Advertising tends to have a greater influence on consumer preferences regarding brands of yogurt than it does on cons...

on October 23, 2019

Why D?

I may be overthinking, but in reading the last part of the last sentence "sales of its store-brand milk increased more than sales of its store-brand yogurt," I didn't take this to mean that sales of yogurt decreased necessarily (which is why I didn't choose D), but rather that the sales of milk increased more than the sales of yogurt did (which is what is says). Yogurt sales didn't have to be decreasing for milk sales to be increasing more than the yogurt sales. For example, let's say they only sold 10 cartons of milk before and 25 cups of yogurt, and after the advertising sold 20 cartons of milk and 26 cups of yogurt. Obviously the % increase of milk is more, but yogurt sales didn't necessarily decline. Am I wrong in this reasoning?

1 Reply

Irina on October 24, 2019


You are correct in your interpretation of the stimulus, but this is a resolve the paradox question, so we are looking for an answer choice that would explain the discrepancy. We are told that advertising commonly results in yogurt sales increasing more than the milk sales, it is entirely plausible that both yogurt and milk sales increase but yogurts % increase is typically higher. The store in question ran an advertising campaign but its sales of milk increased more than its sales of yogurt. How do we explain it?

(D) is saying that yogurt sales nationwide have decreased recently, thus suggesting that even though advertising most likely offset some of that decline, it resulted in lower than usual % increase in yogurt sales. (D) talks about a nationwide trend, not that the sales of yogurt decreased at that particular store, thus it is consistent with the last sentence in the stimulus. Yogurt sales would have dropped but for the advertising, advertising still resulted in some increase in sales but not as large as expected.
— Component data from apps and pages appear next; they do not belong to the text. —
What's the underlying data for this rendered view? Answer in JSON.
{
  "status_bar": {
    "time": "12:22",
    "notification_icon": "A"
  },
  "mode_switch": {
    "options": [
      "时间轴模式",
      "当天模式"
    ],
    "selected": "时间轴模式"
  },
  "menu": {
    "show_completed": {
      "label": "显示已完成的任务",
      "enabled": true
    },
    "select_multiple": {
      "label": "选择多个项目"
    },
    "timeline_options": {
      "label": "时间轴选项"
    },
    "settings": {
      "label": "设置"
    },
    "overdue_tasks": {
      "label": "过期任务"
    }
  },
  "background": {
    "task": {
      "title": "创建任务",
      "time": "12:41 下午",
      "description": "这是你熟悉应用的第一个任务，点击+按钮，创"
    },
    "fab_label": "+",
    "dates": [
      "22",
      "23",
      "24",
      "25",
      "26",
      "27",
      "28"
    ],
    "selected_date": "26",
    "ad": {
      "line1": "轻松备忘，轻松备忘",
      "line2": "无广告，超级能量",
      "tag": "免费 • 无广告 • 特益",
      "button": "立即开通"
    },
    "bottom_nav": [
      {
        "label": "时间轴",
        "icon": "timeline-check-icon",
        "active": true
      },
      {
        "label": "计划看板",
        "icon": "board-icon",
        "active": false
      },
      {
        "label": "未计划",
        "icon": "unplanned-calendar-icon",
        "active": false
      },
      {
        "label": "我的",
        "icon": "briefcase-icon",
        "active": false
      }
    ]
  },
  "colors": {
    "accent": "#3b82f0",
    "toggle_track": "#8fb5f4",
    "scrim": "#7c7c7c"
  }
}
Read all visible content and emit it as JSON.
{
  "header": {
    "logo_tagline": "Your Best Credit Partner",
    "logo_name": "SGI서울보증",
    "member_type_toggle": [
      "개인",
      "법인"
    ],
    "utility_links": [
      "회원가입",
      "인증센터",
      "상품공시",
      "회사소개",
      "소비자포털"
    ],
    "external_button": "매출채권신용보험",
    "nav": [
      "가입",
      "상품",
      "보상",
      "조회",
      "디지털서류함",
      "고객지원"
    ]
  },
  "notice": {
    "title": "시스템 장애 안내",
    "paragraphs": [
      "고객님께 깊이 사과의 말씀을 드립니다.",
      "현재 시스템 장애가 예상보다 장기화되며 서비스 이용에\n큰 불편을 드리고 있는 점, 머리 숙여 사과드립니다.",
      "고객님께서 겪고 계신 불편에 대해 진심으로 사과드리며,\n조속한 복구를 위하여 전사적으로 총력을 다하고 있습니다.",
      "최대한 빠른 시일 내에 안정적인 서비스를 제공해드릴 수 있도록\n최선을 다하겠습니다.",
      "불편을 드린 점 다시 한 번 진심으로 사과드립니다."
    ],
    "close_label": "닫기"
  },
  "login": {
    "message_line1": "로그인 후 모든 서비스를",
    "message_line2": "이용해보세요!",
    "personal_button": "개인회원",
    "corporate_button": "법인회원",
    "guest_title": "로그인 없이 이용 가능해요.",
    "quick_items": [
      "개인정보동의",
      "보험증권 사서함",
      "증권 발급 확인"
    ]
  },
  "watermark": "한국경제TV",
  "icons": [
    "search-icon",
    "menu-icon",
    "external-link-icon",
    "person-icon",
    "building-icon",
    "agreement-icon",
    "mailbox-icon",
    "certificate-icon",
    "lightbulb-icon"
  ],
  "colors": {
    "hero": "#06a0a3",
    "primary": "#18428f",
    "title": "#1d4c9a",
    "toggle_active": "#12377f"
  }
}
Let me know if this helps and if you have any further questions.